» Goal of the exercise
From the data, copy out every line in which the word "both" appears.

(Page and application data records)
━━━━━━━━━━

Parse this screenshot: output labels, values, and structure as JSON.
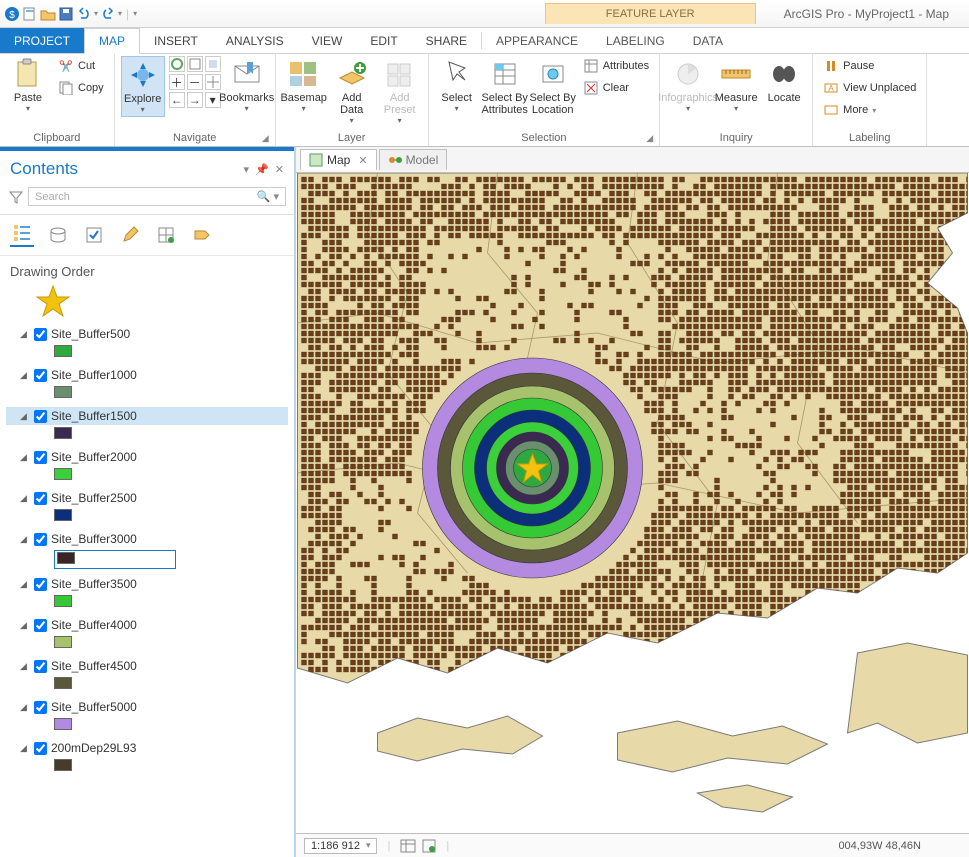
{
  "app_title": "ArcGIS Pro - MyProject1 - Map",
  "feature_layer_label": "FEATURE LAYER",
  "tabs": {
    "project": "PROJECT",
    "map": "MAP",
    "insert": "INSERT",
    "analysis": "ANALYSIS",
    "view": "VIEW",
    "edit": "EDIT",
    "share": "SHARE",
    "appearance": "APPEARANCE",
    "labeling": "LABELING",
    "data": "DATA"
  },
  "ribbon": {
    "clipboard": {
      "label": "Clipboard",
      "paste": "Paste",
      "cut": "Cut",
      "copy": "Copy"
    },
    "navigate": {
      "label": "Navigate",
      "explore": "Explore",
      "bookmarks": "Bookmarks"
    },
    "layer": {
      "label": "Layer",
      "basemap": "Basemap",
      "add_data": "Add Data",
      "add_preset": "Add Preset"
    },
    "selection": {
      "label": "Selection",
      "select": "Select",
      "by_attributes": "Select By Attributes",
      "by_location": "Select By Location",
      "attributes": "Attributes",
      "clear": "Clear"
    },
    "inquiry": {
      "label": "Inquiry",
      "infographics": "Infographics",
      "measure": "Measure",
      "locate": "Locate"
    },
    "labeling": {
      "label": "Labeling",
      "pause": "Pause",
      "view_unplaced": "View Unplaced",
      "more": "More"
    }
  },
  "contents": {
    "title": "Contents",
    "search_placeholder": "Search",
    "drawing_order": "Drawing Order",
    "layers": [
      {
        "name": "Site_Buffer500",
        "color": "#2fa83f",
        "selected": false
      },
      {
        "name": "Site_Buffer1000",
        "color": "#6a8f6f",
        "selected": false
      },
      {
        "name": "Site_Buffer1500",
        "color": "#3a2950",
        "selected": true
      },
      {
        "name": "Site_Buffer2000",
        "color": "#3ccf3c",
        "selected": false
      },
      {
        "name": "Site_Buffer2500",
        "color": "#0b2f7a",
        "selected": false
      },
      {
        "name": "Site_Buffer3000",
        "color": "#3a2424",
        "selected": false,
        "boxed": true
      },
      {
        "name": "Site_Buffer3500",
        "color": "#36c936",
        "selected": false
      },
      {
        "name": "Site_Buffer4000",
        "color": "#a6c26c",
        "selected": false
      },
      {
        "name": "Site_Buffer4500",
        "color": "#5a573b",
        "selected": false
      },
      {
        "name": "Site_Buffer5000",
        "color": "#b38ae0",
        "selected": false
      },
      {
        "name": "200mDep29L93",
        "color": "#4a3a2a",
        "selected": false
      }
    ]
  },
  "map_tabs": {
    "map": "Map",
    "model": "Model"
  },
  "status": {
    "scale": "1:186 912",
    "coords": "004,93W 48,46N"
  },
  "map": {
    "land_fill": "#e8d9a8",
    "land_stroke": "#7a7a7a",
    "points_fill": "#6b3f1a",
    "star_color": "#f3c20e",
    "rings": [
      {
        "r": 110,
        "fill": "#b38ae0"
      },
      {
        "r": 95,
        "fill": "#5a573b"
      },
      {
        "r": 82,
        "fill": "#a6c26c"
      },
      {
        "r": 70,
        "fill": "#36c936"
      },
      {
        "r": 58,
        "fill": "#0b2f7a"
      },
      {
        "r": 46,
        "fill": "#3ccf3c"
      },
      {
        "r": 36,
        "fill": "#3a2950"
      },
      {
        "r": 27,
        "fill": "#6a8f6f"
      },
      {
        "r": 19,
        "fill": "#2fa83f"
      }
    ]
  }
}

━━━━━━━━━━

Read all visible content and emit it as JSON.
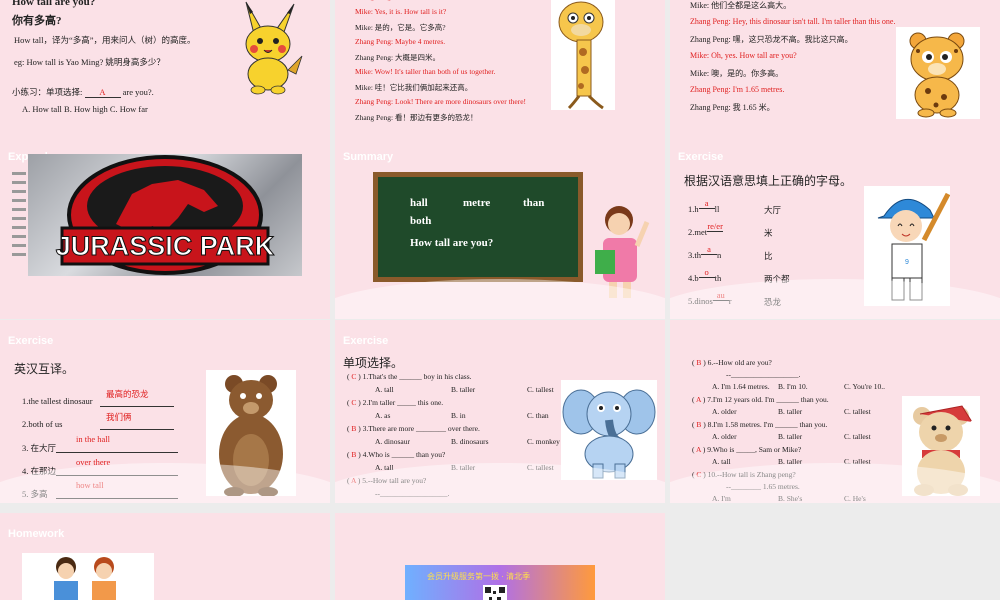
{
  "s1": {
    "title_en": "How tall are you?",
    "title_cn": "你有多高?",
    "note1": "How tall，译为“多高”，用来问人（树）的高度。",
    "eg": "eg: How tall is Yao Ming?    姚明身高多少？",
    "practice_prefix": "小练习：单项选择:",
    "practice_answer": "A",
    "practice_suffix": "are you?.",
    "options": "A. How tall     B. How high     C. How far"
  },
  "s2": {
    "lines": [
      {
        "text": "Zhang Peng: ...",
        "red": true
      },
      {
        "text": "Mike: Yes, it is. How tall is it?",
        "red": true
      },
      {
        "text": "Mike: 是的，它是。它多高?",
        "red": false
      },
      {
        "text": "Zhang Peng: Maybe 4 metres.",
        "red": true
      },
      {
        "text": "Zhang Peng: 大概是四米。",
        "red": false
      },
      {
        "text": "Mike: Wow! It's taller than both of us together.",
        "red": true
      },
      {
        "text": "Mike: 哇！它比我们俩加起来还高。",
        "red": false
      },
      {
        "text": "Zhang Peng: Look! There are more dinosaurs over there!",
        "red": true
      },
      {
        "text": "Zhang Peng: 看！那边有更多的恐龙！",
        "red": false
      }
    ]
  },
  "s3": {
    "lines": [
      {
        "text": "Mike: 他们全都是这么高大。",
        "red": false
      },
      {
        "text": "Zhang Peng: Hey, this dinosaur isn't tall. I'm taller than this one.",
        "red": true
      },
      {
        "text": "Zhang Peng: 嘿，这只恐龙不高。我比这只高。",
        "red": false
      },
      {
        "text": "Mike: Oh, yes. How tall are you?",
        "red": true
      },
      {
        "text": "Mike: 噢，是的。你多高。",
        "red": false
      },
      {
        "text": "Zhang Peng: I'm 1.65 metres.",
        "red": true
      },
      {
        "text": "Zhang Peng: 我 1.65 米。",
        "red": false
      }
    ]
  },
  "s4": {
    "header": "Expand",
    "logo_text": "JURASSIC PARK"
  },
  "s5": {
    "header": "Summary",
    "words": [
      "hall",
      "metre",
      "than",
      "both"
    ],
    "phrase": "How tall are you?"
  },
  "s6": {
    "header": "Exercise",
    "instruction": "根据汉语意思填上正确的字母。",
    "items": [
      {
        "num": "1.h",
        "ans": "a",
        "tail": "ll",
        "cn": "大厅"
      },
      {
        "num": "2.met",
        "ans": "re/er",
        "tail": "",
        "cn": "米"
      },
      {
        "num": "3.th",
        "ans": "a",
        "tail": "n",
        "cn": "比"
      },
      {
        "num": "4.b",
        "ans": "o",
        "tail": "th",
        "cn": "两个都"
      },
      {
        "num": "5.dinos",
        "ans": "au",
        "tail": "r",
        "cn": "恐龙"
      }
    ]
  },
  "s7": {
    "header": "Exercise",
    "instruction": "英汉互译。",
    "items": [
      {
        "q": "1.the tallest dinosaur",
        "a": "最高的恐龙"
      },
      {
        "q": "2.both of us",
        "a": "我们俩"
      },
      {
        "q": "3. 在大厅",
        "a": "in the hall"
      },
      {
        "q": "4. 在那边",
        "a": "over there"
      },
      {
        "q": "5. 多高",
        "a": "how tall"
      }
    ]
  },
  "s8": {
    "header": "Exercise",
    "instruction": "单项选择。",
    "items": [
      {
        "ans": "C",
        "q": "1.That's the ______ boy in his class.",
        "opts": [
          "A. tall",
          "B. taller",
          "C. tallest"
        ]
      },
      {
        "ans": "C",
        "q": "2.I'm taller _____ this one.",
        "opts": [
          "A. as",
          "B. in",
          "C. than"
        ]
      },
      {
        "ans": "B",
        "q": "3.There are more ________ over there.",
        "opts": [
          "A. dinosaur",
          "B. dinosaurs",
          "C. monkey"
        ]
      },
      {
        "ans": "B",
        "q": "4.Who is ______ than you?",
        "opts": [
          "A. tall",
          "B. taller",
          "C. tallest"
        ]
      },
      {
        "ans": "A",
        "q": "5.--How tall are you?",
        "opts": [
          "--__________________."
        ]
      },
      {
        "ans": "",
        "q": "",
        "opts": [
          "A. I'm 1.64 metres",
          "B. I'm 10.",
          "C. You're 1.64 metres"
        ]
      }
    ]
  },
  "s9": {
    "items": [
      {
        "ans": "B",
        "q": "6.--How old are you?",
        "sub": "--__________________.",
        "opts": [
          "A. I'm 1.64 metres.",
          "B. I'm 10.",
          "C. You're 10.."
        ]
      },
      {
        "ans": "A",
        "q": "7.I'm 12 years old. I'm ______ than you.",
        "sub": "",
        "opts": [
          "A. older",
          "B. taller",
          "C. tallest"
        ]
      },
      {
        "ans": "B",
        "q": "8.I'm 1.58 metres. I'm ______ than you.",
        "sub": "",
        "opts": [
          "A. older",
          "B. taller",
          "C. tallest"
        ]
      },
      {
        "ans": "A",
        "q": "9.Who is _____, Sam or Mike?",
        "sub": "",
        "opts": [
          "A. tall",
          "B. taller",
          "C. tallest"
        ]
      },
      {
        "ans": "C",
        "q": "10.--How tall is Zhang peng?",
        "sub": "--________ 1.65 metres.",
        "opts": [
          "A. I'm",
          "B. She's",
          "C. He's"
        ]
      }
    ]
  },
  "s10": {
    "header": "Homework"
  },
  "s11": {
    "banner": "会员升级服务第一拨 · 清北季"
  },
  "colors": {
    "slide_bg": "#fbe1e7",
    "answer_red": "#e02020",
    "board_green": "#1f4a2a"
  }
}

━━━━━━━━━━

» Answer space
        "text": "Mike: Wow! It's taller than both of us together.",
      "both"
        "q": "2.both of us",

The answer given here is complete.